Two points should be obvious. First, this clause is a restriction but not a prohibition. Second, there was a ten year window when the 1792 restriction did not apply.

A third point isn’t as obvious because Barton doesn’t address what Thomas Jefferson did while some Virginia slave owners were manumitting their slaves. Jefferson continued to buy and sell slaves during this period. Jefferson even hired slave catchers to track down runaway slaves.

A Challenge to WND

Let me issue a challenge to Barton and World Net Daily: Allow me space to rebut these promo pieces. Stop misrepresenting my arguments and the evidence and link to this post. Right now, your behavior is a right wing version of the liberal bias you assert is true of the mainstream media. If you are so sure you are correct, then have the courage to back it up.

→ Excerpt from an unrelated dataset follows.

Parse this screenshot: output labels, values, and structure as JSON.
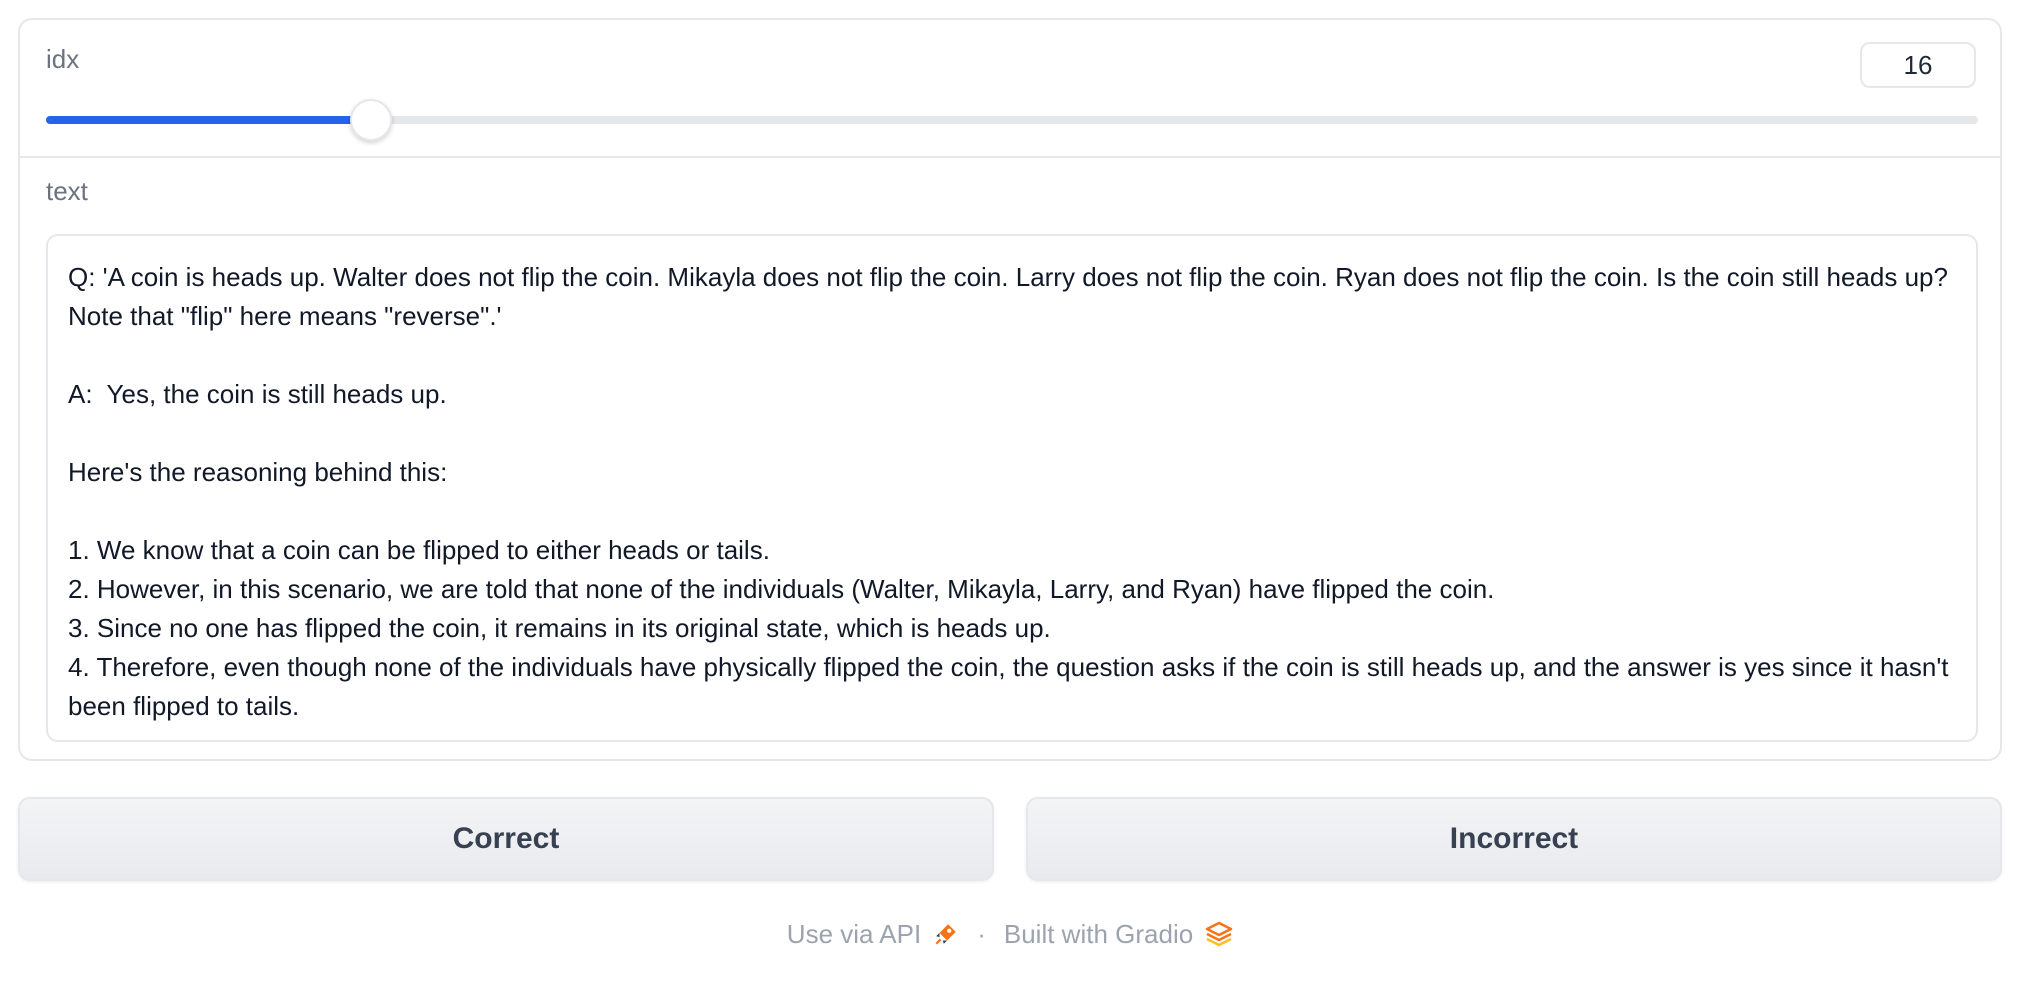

Family Members React to Ed Cash Statement About Wayne Jolley and The Gathering; Do Current Members Know What is Going On?

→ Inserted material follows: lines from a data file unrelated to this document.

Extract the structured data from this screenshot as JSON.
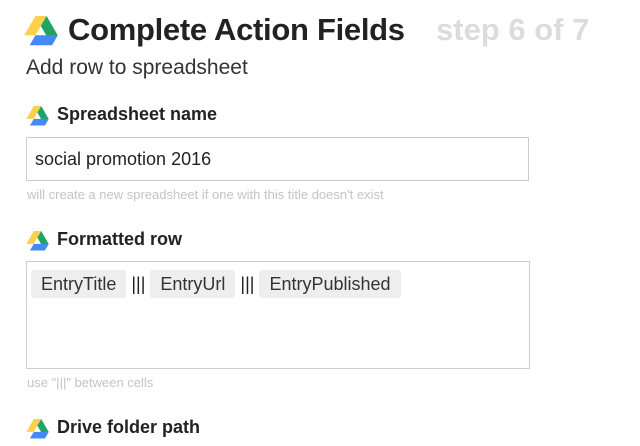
{
  "header": {
    "title": "Complete Action Fields",
    "step": "step 6 of 7"
  },
  "action_name": "Add row to spreadsheet",
  "colors": {
    "drive_green": "#1FA463",
    "drive_yellow": "#FFD04B",
    "drive_blue": "#4688F4",
    "step_gray": "#dcdcdc"
  },
  "fields": {
    "spreadsheet_name": {
      "label": "Spreadsheet name",
      "icon": "google-drive-icon",
      "value": "social promotion 2016",
      "helper": "will create a new spreadsheet if one with this title doesn't exist"
    },
    "formatted_row": {
      "label": "Formatted row",
      "icon": "google-drive-icon",
      "ingredients": [
        "EntryTitle",
        "EntryUrl",
        "EntryPublished"
      ],
      "separator": "|||",
      "helper": "use \"|||\" between cells"
    },
    "drive_folder_path": {
      "label": "Drive folder path",
      "icon": "google-drive-icon"
    }
  }
}
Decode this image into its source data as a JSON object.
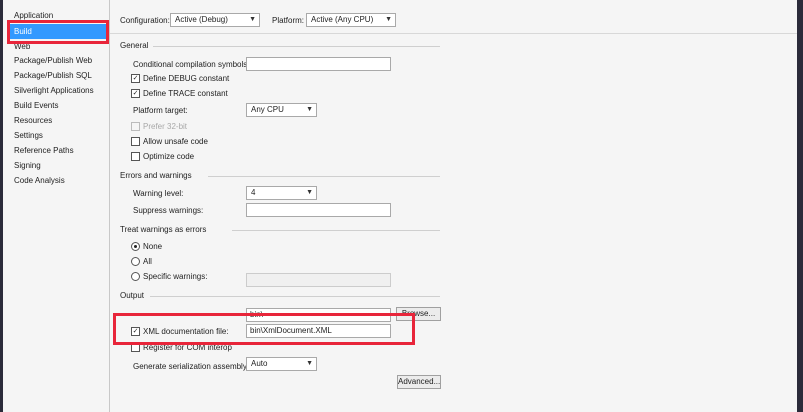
{
  "sidebar": {
    "items": [
      "Application",
      "Build",
      "Web",
      "Package/Publish Web",
      "Package/Publish SQL",
      "Silverlight Applications",
      "Build Events",
      "Resources",
      "Settings",
      "Reference Paths",
      "Signing",
      "Code Analysis"
    ]
  },
  "toolbar": {
    "configuration_label": "Configuration:",
    "configuration_value": "Active (Debug)",
    "platform_label": "Platform:",
    "platform_value": "Active (Any CPU)"
  },
  "general": {
    "header": "General",
    "conditional_symbols_label": "Conditional compilation symbols:",
    "conditional_symbols_value": "",
    "define_debug": "Define DEBUG constant",
    "define_trace": "Define TRACE constant",
    "platform_target_label": "Platform target:",
    "platform_target_value": "Any CPU",
    "prefer_32bit": "Prefer 32-bit",
    "allow_unsafe": "Allow unsafe code",
    "optimize": "Optimize code"
  },
  "errors": {
    "header": "Errors and warnings",
    "warning_level_label": "Warning level:",
    "warning_level_value": "4",
    "suppress_label": "Suppress warnings:",
    "suppress_value": ""
  },
  "treat": {
    "header": "Treat warnings as errors",
    "none": "None",
    "all": "All",
    "specific": "Specific warnings:"
  },
  "output": {
    "header": "Output",
    "output_path_value": "bin\\",
    "browse": "Browse...",
    "xml_doc_label": "XML documentation file:",
    "xml_doc_value": "bin\\XmlDocument.XML",
    "register_com": "Register for COM interop",
    "serialization_label": "Generate serialization assembly:",
    "serialization_value": "Auto",
    "advanced": "Advanced..."
  },
  "colors": {
    "accent": "#3399ff",
    "highlight": "#e8253a"
  }
}
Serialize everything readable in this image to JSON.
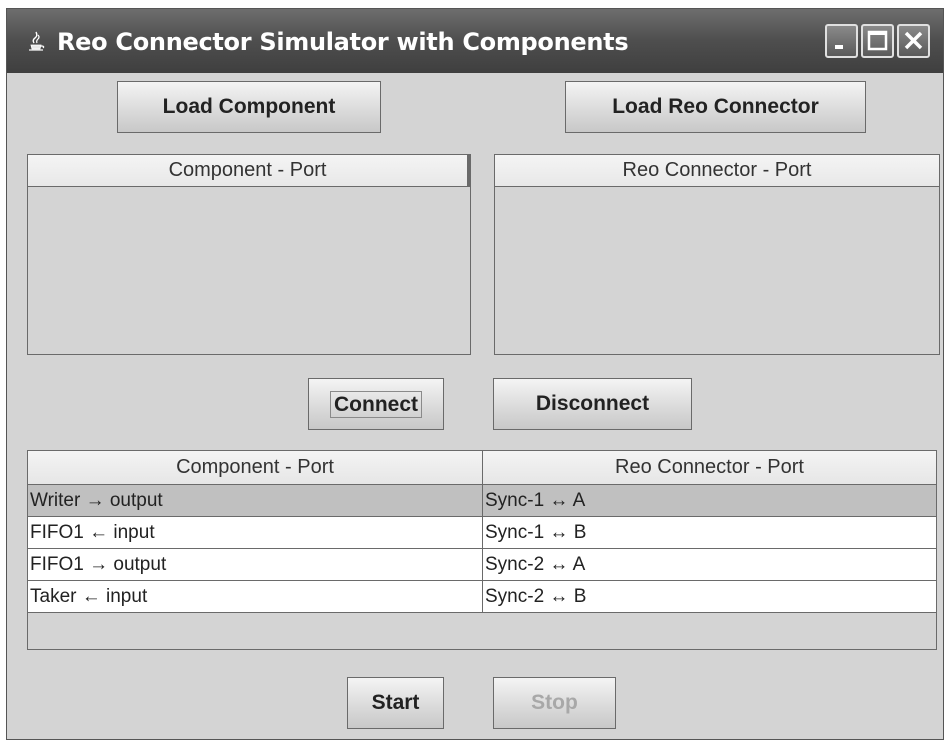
{
  "window": {
    "title": "Reo Connector Simulator with Components"
  },
  "toolbar": {
    "load_component": "Load Component",
    "load_reo_connector": "Load Reo Connector"
  },
  "left_panel": {
    "header": "Component - Port"
  },
  "right_panel": {
    "header": "Reo Connector - Port"
  },
  "actions": {
    "connect": "Connect",
    "disconnect": "Disconnect"
  },
  "connections_table": {
    "columns": [
      "Component - Port",
      "Reo Connector - Port"
    ],
    "rows": [
      {
        "component_port": "Writer → output",
        "connector_port": "Sync-1 ↔ A",
        "selected": true
      },
      {
        "component_port": "FIFO1 ← input",
        "connector_port": "Sync-1 ↔ B",
        "selected": false
      },
      {
        "component_port": "FIFO1 → output",
        "connector_port": "Sync-2 ↔ A",
        "selected": false
      },
      {
        "component_port": "Taker ← input",
        "connector_port": "Sync-2 ↔ B",
        "selected": false
      }
    ]
  },
  "simulation": {
    "start": "Start",
    "stop": "Stop",
    "stop_enabled": false
  },
  "icons": [
    "java-app-icon",
    "minimize-icon",
    "maximize-icon",
    "close-icon"
  ]
}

After Christianity Today revealed the statement from Ed and Scott Cash about leaving Wayne Jolley’s The Gathering, I have been contacted by several people who have loved ones in The Gathering. As I expected, some of them found Cash’s statement to be inadequate. They want to know what the Cash brothers are doing to inform their children and family members about the Cash’s decision to leave.
Do the Current Members Know Why Ed and Scott Cash Left The Gathering?
According to individuals who spoke to me on condition of anonymity, many current members of The Gathering have not read the statement from the Cash brothers. Members have been told that the Cash brothers have been led by God to go to a different church with no mention of any problems.
According to former members, Cash was instrumental in bringing many people to the movement. Once in the movement, some were told by Jolley and other leaders, including Cash, to cut off contact with family. I contacted Ed Cash last night and today to learn what, if anything, he is doing to help others out of the church. As of this writing, he has not replied.
Two parents of The Gathering members commented on my December 31 post. Their comments are below. Both replied to another commenter, Andy, who defended the statement from Ed and Scott Cash. I have permission to post their comments.

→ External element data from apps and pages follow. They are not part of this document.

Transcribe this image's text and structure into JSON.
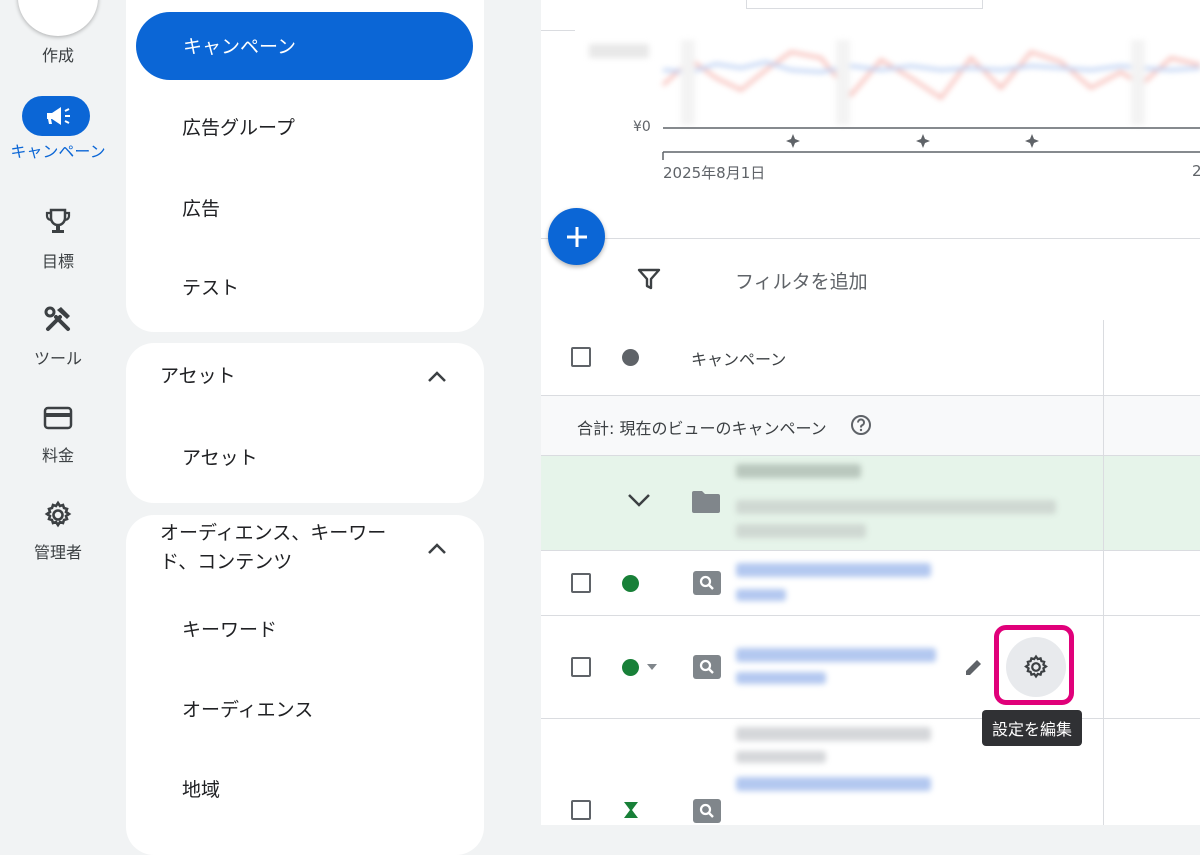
{
  "rail": {
    "create_label": "作成",
    "items": [
      {
        "label": "キャンペーン",
        "icon": "megaphone-icon",
        "active": true
      },
      {
        "label": "目標",
        "icon": "trophy-icon"
      },
      {
        "label": "ツール",
        "icon": "tools-icon"
      },
      {
        "label": "料金",
        "icon": "credit-card-icon"
      },
      {
        "label": "管理者",
        "icon": "gear-icon"
      }
    ]
  },
  "nav": {
    "campaigns_group": [
      "キャンペーン",
      "広告グループ",
      "広告",
      "テスト"
    ],
    "assets_section": {
      "title": "アセット",
      "items": [
        "アセット"
      ]
    },
    "audience_section": {
      "title": "オーディエンス、キーワード、コンテンツ",
      "items": [
        "キーワード",
        "オーディエンス",
        "地域"
      ]
    }
  },
  "chart": {
    "y_axis_zero_label": "¥0",
    "x_start_label": "2025年8月1日",
    "x_end_label_partial": "2",
    "colors": {
      "series_red": "#f28b82",
      "series_blue": "#8ab4f8",
      "accent": "#0b66d6"
    }
  },
  "toolbar": {
    "filter_placeholder": "フィルタを追加"
  },
  "table": {
    "header_label": "キャンペーン",
    "summary_label": "合計: 現在のビューのキャンペーン",
    "status_colors": {
      "enabled": "#188038",
      "header_dot": "#5f6368",
      "group_row_bg": "#e6f4ea"
    }
  },
  "tooltip": {
    "text": "設定を編集"
  },
  "colors": {
    "highlight": "#e0007a"
  }
}
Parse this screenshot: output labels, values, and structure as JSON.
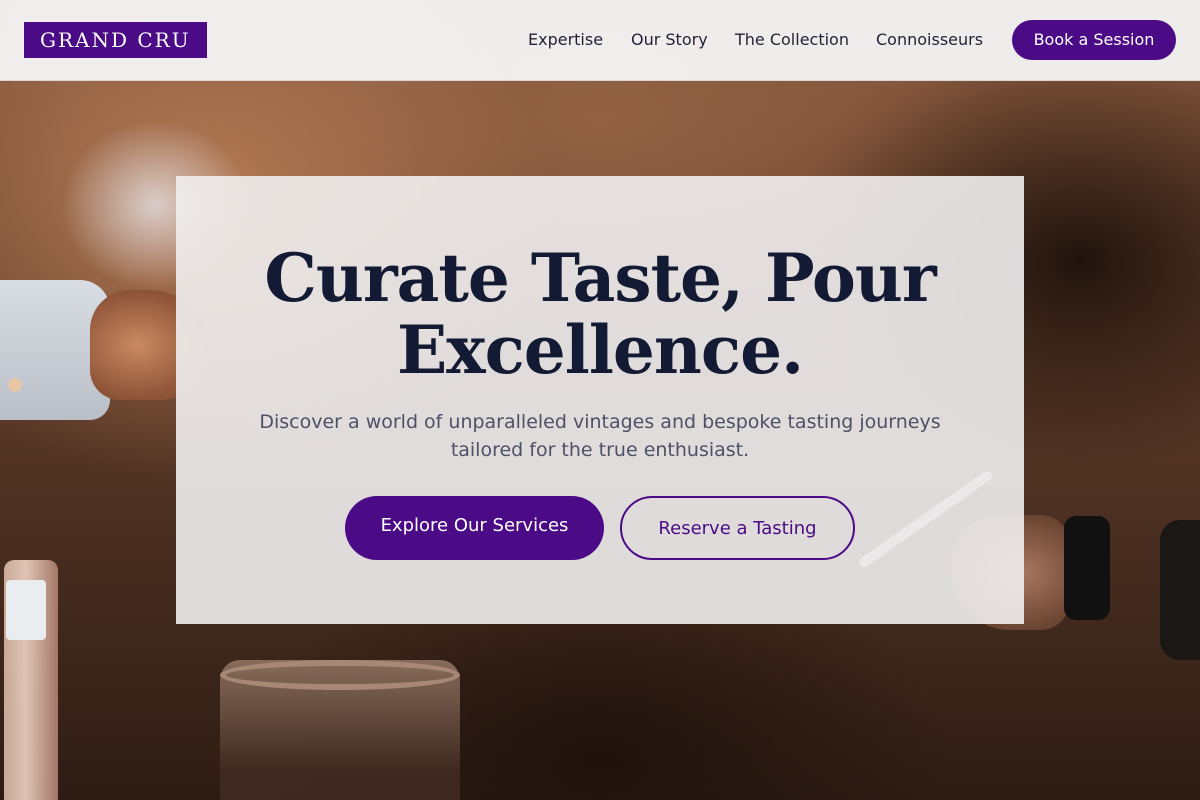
{
  "brand": {
    "logo": "GRAND CRU",
    "accent": "#4b0a86"
  },
  "nav": {
    "items": [
      {
        "label": "Expertise"
      },
      {
        "label": "Our Story"
      },
      {
        "label": "The Collection"
      },
      {
        "label": "Connoisseurs"
      }
    ],
    "cta": "Book a Session"
  },
  "hero": {
    "title": "Curate Taste, Pour Excellence.",
    "subtitle": "Discover a world of unparalleled vintages and bespoke tasting journeys tailored for the true enthusiast.",
    "primary_cta": "Explore Our Services",
    "secondary_cta": "Reserve a Tasting",
    "background": "wine-pouring-photo"
  }
}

Rebecca Chambers – Andy the truth of the matter is I know these two men. I trusted the well being of my daughter with these two men when she moved to Nashville. They recruited her into the cult and we lost all communication with our daughter. The Cash brothers watched this happen and did not make any effort to help us because Wayne Jolley said we were the evil ones. Although I’m glad they are out, they have a great responsibility to the families ripped apart, the people spiritually abused. We can’t just “move on” as you say. Restoration for all begins with taking responsibility. If you are such a good friend, why didn’t you know they have been apart of a cult for a decade? If you were that close you would have known. Don’t speak on behalf of the Cashes when you could not possibly know the details of this situation and the victims involved. Just pray for truth to come forth. The road is long ahead of us, but God will bring restoration in a way only He can.
Freeman Hodges – Andy, I don’t know you and only met Scott a couple of times, but I do know my daughter who was brought into the Gathering. She met Scott and his wife through Young Life which led to them hiring her as a babysitter and then a live in nanny. Over time she stopped coming home to visit because she had to “run the sound” at church. My daughter got married at Ed Cash’s house with Jolley controlling all of it. Oh, by the way, none of my daughter’s family was at her wedding and nor did I get to walk my baby girl down the aisle as she and I talked about for years that all changed when she met the Cash brothers and Jolley. I would love to meet you and share our story. I don’t judge the Cash brothers, but I do hold them responsible for helping mislead many people. One question I have for Ed and Scott is have they gone to my daughter, son in-law and anyone else the brought into the Gathering told them the truth so they all will get out?

Thus far, none of the former members or family members who have contacted me have heard from the Cash brothers. More than that, they want to hear from family members who attend Jolley’s church and begin repairing relationships.